Her informant lifted himself on his toes to see better. "I don't know," he confessed sorrowfully, then tapped the shoulder of the man next to him. "Who is the lean, smooth-faced one? The one with the blue shirt and the patch on his knee?"

Just then Frona uttered a glad little cry and darted forward. "Matt!" she cried. "Matt McCarthy!"

The man with the patch shook her hand heartily, though he did not know her and distrust was plain in his eyes.

"Oh, you don't remember me!" she chattered. "And don't you dare say you do! If there weren't so many looking, I'd hug you, you old bear!

"And so Big Bear went home to the Little Bears," she recited, solemnly.

"And the Little Bears were very hungry. And Big Bear said, 'Guess what I have got, my children.' And one Little Bear guessed berries, and one Little Bear guessed salmon, and t'other Little Bear guessed porcupine.

Then Big Bear laughed 'Whoof! Whoof!' and said, 'A Nice Big FatMan!'"

As he listened, recollection avowed itself in his face, and, when she had finished, his eyes wrinkled up and he laughed a peculiar, laughable silent laugh.

"Sure, an' it's well I know ye," he explained; "but for the life iv me I can't put me finger on ye."

She pointed into the store and watched him anxiously.

"Now I have ye!" He drew back and looked her up and down, and his expression changed to disappointment. "It cuddent be. I mistook ye. Ye cud niver a-lived in that shanty," thrusting a thumb in the direction of the store.

Frona nodded her head vigorously.

"Thin it's yer ownself afther all? The little motherless darlin', with the goold hair I combed the knots out iv many's the time? The little witch that run barefoot an' barelegged over all the place?"

"Yes, yes," she corroborated, gleefully.

"The little divil that stole the dog-team an' wint over the Pass in the dead o' winter for to see where the world come to an ind on the ither side, just because old Matt McCarthy was afther tellin' her fairy stories?"

"O Matt, dear old Matt! Remember the time I went swimming with the Siwash girls from the Indian camp?"

"An' I dragged ye out by the hair o' yer head?"

"And lost one of your new rubber boots?"

"Ah, an' sure an' I do. And a most shockin' an' immodest affair it was! An' the boots was worth tin dollars over yer father's counter."

"And then you went away, over the Pass, to the Inside, and we never heard a word of you. Everybody thought you dead."

"Well I recollect the day.

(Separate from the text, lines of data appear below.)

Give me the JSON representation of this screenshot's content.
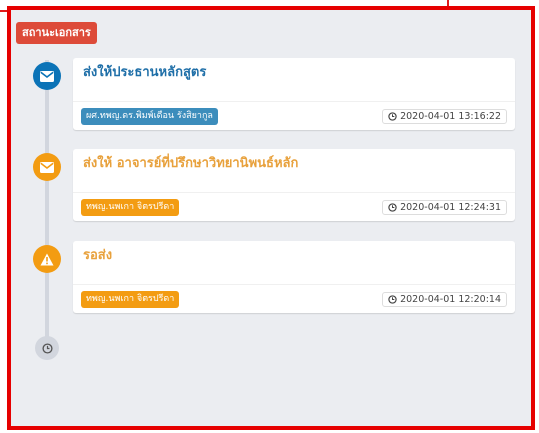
{
  "status_title": "สถานะเอกสาร",
  "timeline": [
    {
      "title": "ส่งให้ประธานหลักสูตร",
      "person": "ผศ.ทพญ.ดร.พิมพ์เดือน รังสิยากูล",
      "time": "2020-04-01 13:16:22",
      "icon": "envelope-icon",
      "color": "#0b73b7"
    },
    {
      "title": "ส่งให้ อาจารย์ที่ปรึกษาวิทยานิพนธ์หลัก",
      "person": "ทพญ.นพเกา จิตรปรีดา",
      "time": "2020-04-01 12:24:31",
      "icon": "envelope-icon",
      "color": "#f39c12"
    },
    {
      "title": "รอส่ง",
      "person": "ทพญ.นพเกา จิตรปรีดา",
      "time": "2020-04-01 12:20:14",
      "icon": "warning-icon",
      "color": "#f39c12"
    }
  ],
  "end_icon": "clock-icon"
}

An' ye cried in me arms an' wuddent kiss yer old Matt good-by. But ye did in the ind," he exclaimed, triumphantly, "whin ye saw I was goin' to lave ye for sure. What a wee thing ye were!"